Segment Start: Material to process

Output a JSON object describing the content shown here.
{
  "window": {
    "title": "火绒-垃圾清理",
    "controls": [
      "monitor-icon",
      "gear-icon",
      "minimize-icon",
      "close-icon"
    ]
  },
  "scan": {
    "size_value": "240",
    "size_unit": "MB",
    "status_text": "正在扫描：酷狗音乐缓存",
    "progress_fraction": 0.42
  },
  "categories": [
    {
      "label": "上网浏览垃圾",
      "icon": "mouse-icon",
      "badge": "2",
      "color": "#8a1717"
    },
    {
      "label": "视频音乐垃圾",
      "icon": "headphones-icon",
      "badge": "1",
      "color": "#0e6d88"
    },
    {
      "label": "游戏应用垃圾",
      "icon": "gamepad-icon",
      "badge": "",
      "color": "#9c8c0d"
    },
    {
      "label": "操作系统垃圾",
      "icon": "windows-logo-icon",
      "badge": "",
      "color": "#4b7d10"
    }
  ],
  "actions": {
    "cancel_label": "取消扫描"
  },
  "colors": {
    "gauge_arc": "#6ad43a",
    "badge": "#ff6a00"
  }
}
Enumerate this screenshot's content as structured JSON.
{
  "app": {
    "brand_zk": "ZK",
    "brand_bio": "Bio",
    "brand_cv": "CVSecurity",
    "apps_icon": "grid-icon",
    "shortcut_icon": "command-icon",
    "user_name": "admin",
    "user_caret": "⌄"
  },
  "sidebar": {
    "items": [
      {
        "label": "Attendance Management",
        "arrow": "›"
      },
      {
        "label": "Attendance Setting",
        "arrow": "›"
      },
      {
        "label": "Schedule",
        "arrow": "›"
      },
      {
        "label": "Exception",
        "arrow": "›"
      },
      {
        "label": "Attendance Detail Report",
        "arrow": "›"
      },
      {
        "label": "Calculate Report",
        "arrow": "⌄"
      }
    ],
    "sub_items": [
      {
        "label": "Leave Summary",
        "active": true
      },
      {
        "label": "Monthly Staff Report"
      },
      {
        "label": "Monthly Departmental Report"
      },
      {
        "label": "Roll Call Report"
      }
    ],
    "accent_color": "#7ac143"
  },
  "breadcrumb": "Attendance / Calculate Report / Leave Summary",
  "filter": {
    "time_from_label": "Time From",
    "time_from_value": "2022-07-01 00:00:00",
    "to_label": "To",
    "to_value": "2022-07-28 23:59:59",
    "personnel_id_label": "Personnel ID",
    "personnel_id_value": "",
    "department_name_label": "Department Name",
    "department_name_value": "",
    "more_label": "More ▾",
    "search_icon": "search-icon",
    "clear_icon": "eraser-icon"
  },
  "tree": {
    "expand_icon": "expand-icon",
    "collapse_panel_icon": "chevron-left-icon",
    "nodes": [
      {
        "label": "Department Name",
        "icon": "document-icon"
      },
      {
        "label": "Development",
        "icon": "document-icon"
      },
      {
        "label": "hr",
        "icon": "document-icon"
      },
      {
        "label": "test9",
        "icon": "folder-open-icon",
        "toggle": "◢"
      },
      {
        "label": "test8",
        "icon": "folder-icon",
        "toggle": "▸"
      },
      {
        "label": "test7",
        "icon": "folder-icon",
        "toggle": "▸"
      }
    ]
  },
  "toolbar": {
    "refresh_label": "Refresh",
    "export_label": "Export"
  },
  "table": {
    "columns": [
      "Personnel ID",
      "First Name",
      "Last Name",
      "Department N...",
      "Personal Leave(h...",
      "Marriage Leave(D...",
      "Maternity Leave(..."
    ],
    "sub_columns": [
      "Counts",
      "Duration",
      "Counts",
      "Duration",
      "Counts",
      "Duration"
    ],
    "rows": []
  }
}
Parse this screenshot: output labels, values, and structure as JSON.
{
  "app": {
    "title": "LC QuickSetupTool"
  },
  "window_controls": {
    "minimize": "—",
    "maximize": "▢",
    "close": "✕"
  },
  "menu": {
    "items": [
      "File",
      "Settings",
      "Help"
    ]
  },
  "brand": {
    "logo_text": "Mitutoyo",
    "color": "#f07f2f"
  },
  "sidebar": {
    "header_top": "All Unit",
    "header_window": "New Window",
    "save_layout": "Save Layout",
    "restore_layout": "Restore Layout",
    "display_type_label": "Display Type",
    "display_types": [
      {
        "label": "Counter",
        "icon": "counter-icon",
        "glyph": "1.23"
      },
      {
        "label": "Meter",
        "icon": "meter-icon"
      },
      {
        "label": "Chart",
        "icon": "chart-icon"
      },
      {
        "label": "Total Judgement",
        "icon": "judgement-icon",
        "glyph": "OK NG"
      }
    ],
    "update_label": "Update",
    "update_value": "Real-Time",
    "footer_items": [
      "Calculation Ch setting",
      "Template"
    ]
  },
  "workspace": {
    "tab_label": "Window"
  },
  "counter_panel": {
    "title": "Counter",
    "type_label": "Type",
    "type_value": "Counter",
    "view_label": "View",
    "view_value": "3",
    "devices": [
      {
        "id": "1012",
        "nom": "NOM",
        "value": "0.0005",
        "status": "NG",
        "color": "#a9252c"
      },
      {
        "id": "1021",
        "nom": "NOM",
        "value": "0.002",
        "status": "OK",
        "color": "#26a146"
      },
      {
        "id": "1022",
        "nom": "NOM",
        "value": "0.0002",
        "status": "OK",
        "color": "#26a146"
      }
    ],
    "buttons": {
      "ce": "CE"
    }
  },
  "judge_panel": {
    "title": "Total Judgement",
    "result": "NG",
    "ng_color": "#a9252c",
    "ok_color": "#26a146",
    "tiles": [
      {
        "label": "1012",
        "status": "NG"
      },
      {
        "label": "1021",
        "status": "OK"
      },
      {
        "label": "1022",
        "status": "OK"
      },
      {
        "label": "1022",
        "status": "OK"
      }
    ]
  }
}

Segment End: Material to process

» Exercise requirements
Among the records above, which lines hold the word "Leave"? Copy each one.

» Solution to this problem
        "label": "Leave Summary",
  "breadcrumb": "Attendance / Calculate Report / Leave Summary",
      "Personal Leave(h...",
      "Marriage Leave(D...",
      "Maternity Leave(..."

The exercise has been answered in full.